I’ve heard there’s a dog-eat-dog world out there, but as I do change-of-the-year reflections, I’m thankful that I’ve had two careers that know nothing of it. I’ve been pretty amazed as I’ve moved into the writing world in my second look at “what I want to be when I grow up” that I have not found it here. There are so many people writing and such a few openings for publishing that one would think good ideas would be kept close to the vest. Not so. Writers I’ve met from big names to wannabes share ideas and helpful hints on which publisher might be interested in your piece of work. Some are even kind enough to do meticulous editing.
I had come to expect that kind of helpfulness in the teaching world. Teaching kindergarten, second grade, and junior high in Texas, Germany, and Louisiana for close to thirty years, I only came across one teacher who guarded her good ideas. Most teachers knew they could share a new method with a teacher on the hall, and it would return with improvements.
I had one that returned fortuitously from further than down the hall. I had spent considerable time in Germany making a set of timed tests for second grade math facts that included all the addition/subtraction combinations, got progressively harder, and mingled in review combinations.

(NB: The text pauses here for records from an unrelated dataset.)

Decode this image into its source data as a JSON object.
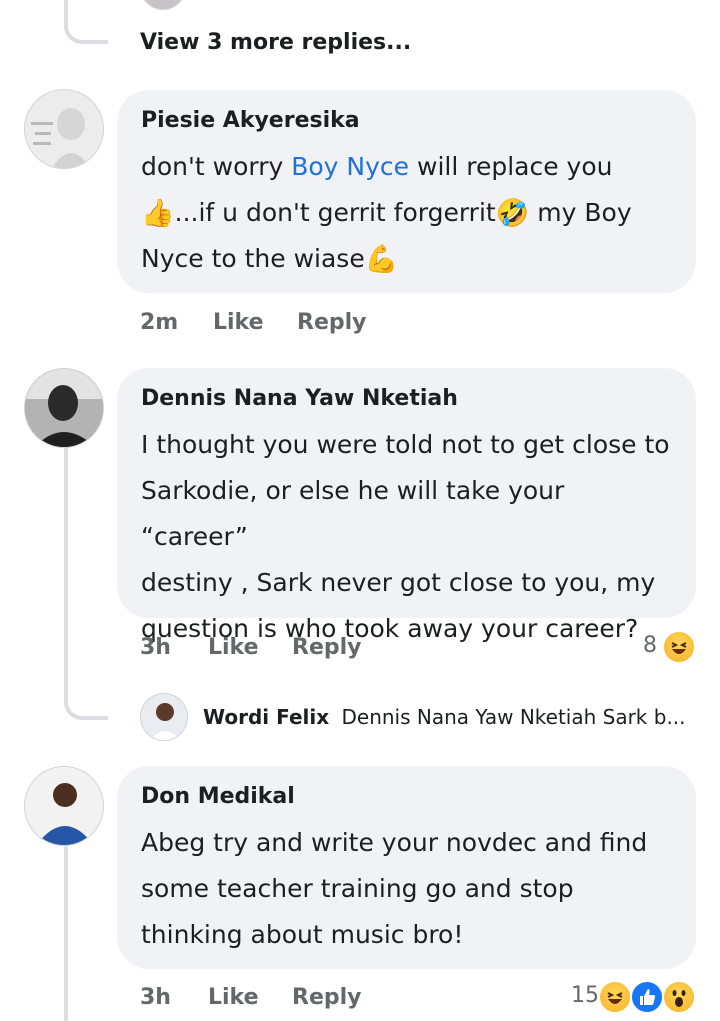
{
  "top": {
    "view_more": "View 3 more replies..."
  },
  "comments": [
    {
      "author": "Piesie Akyeresika",
      "line1_pre": "don't worry ",
      "line1_mention": "Boy Nyce",
      "line1_post": "  will replace you",
      "line2_emoji_a": "👍",
      "line2_text": "...if u don't gerrit forgerrit",
      "line2_emoji_b": "🤣",
      "line2_post": " my Boy",
      "line3_text": "Nyce to the wiase",
      "line3_emoji": "💪",
      "time": "2m",
      "like": "Like",
      "reply": "Reply"
    },
    {
      "author": "Dennis Nana Yaw Nketiah",
      "lines": [
        "I thought you were told not to get close to",
        "Sarkodie, or else he will take your “career”",
        "destiny , Sark never got close to you, my",
        "question is who took away your career?"
      ],
      "time": "3h",
      "like": "Like",
      "reply": "Reply",
      "reaction_count": "8",
      "reply_preview": {
        "author": "Wordi Felix",
        "text": "Dennis Nana Yaw Nketiah Sark b..."
      }
    },
    {
      "author": "Don Medikal",
      "lines": [
        "Abeg try and write your novdec and find",
        "some teacher training go and stop",
        "thinking about music bro!"
      ],
      "time": "3h",
      "like": "Like",
      "reply": "Reply",
      "reaction_count": "15"
    }
  ],
  "colors": {
    "bubble": "#f0f2f5",
    "mention": "#216fdb",
    "meta": "#65676b",
    "like_blue": "#1877f2"
  }
}
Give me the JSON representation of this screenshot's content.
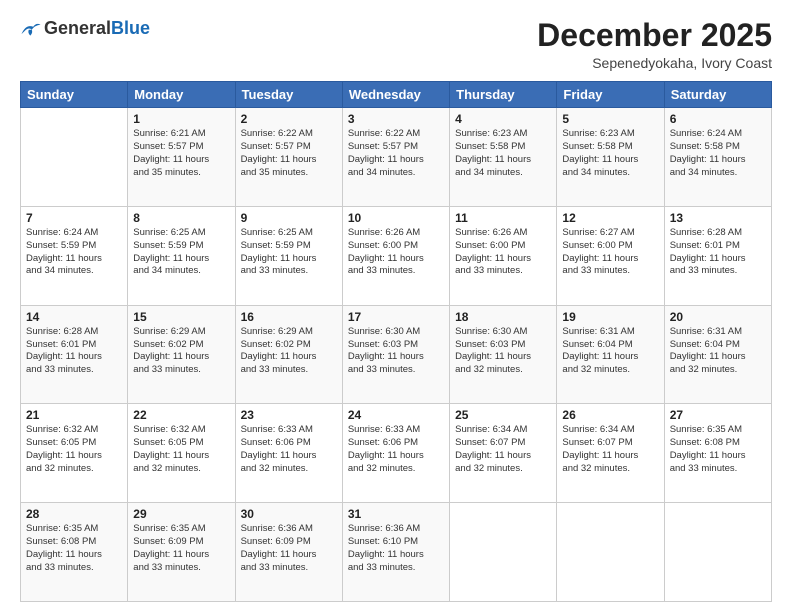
{
  "logo": {
    "general": "General",
    "blue": "Blue"
  },
  "title": "December 2025",
  "subtitle": "Sepenedyokaha, Ivory Coast",
  "days_header": [
    "Sunday",
    "Monday",
    "Tuesday",
    "Wednesday",
    "Thursday",
    "Friday",
    "Saturday"
  ],
  "weeks": [
    [
      {
        "num": "",
        "content": ""
      },
      {
        "num": "1",
        "content": "Sunrise: 6:21 AM\nSunset: 5:57 PM\nDaylight: 11 hours\nand 35 minutes."
      },
      {
        "num": "2",
        "content": "Sunrise: 6:22 AM\nSunset: 5:57 PM\nDaylight: 11 hours\nand 35 minutes."
      },
      {
        "num": "3",
        "content": "Sunrise: 6:22 AM\nSunset: 5:57 PM\nDaylight: 11 hours\nand 34 minutes."
      },
      {
        "num": "4",
        "content": "Sunrise: 6:23 AM\nSunset: 5:58 PM\nDaylight: 11 hours\nand 34 minutes."
      },
      {
        "num": "5",
        "content": "Sunrise: 6:23 AM\nSunset: 5:58 PM\nDaylight: 11 hours\nand 34 minutes."
      },
      {
        "num": "6",
        "content": "Sunrise: 6:24 AM\nSunset: 5:58 PM\nDaylight: 11 hours\nand 34 minutes."
      }
    ],
    [
      {
        "num": "7",
        "content": "Sunrise: 6:24 AM\nSunset: 5:59 PM\nDaylight: 11 hours\nand 34 minutes."
      },
      {
        "num": "8",
        "content": "Sunrise: 6:25 AM\nSunset: 5:59 PM\nDaylight: 11 hours\nand 34 minutes."
      },
      {
        "num": "9",
        "content": "Sunrise: 6:25 AM\nSunset: 5:59 PM\nDaylight: 11 hours\nand 33 minutes."
      },
      {
        "num": "10",
        "content": "Sunrise: 6:26 AM\nSunset: 6:00 PM\nDaylight: 11 hours\nand 33 minutes."
      },
      {
        "num": "11",
        "content": "Sunrise: 6:26 AM\nSunset: 6:00 PM\nDaylight: 11 hours\nand 33 minutes."
      },
      {
        "num": "12",
        "content": "Sunrise: 6:27 AM\nSunset: 6:00 PM\nDaylight: 11 hours\nand 33 minutes."
      },
      {
        "num": "13",
        "content": "Sunrise: 6:28 AM\nSunset: 6:01 PM\nDaylight: 11 hours\nand 33 minutes."
      }
    ],
    [
      {
        "num": "14",
        "content": "Sunrise: 6:28 AM\nSunset: 6:01 PM\nDaylight: 11 hours\nand 33 minutes."
      },
      {
        "num": "15",
        "content": "Sunrise: 6:29 AM\nSunset: 6:02 PM\nDaylight: 11 hours\nand 33 minutes."
      },
      {
        "num": "16",
        "content": "Sunrise: 6:29 AM\nSunset: 6:02 PM\nDaylight: 11 hours\nand 33 minutes."
      },
      {
        "num": "17",
        "content": "Sunrise: 6:30 AM\nSunset: 6:03 PM\nDaylight: 11 hours\nand 33 minutes."
      },
      {
        "num": "18",
        "content": "Sunrise: 6:30 AM\nSunset: 6:03 PM\nDaylight: 11 hours\nand 32 minutes."
      },
      {
        "num": "19",
        "content": "Sunrise: 6:31 AM\nSunset: 6:04 PM\nDaylight: 11 hours\nand 32 minutes."
      },
      {
        "num": "20",
        "content": "Sunrise: 6:31 AM\nSunset: 6:04 PM\nDaylight: 11 hours\nand 32 minutes."
      }
    ],
    [
      {
        "num": "21",
        "content": "Sunrise: 6:32 AM\nSunset: 6:05 PM\nDaylight: 11 hours\nand 32 minutes."
      },
      {
        "num": "22",
        "content": "Sunrise: 6:32 AM\nSunset: 6:05 PM\nDaylight: 11 hours\nand 32 minutes."
      },
      {
        "num": "23",
        "content": "Sunrise: 6:33 AM\nSunset: 6:06 PM\nDaylight: 11 hours\nand 32 minutes."
      },
      {
        "num": "24",
        "content": "Sunrise: 6:33 AM\nSunset: 6:06 PM\nDaylight: 11 hours\nand 32 minutes."
      },
      {
        "num": "25",
        "content": "Sunrise: 6:34 AM\nSunset: 6:07 PM\nDaylight: 11 hours\nand 32 minutes."
      },
      {
        "num": "26",
        "content": "Sunrise: 6:34 AM\nSunset: 6:07 PM\nDaylight: 11 hours\nand 32 minutes."
      },
      {
        "num": "27",
        "content": "Sunrise: 6:35 AM\nSunset: 6:08 PM\nDaylight: 11 hours\nand 33 minutes."
      }
    ],
    [
      {
        "num": "28",
        "content": "Sunrise: 6:35 AM\nSunset: 6:08 PM\nDaylight: 11 hours\nand 33 minutes."
      },
      {
        "num": "29",
        "content": "Sunrise: 6:35 AM\nSunset: 6:09 PM\nDaylight: 11 hours\nand 33 minutes."
      },
      {
        "num": "30",
        "content": "Sunrise: 6:36 AM\nSunset: 6:09 PM\nDaylight: 11 hours\nand 33 minutes."
      },
      {
        "num": "31",
        "content": "Sunrise: 6:36 AM\nSunset: 6:10 PM\nDaylight: 11 hours\nand 33 minutes."
      },
      {
        "num": "",
        "content": ""
      },
      {
        "num": "",
        "content": ""
      },
      {
        "num": "",
        "content": ""
      }
    ]
  ]
}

Before the day of doing things on the computer, I had made squares and printed the combinations in my very best second grade script. One of my parent volunteers asked for copies of the tests for her friend who taught in another school north of us.
Wouldn’t you know that the only box the Army movers ever lost for us was on our next move to Louisiana and included my carefully done tests? Not having the time to start over in my new school, I used some generic tests furnished by the school district that were not so carefully thought out.
The next year we got a new teacher on our hall transferring in from Germany. At an early second grade teachers’ meeting, she picked up one of the district tests and said, “I have a better set of timed tests than these if you would like to use them.” She pulled out her folder, and there were my tests – in my handwriting! She had received copies from a chain that began with my parent volunteer’s friend.
The proverb says, “Cast your bread upon the waters, for after many days you may find it again.” I would add, “And sometimes it has butter on it.”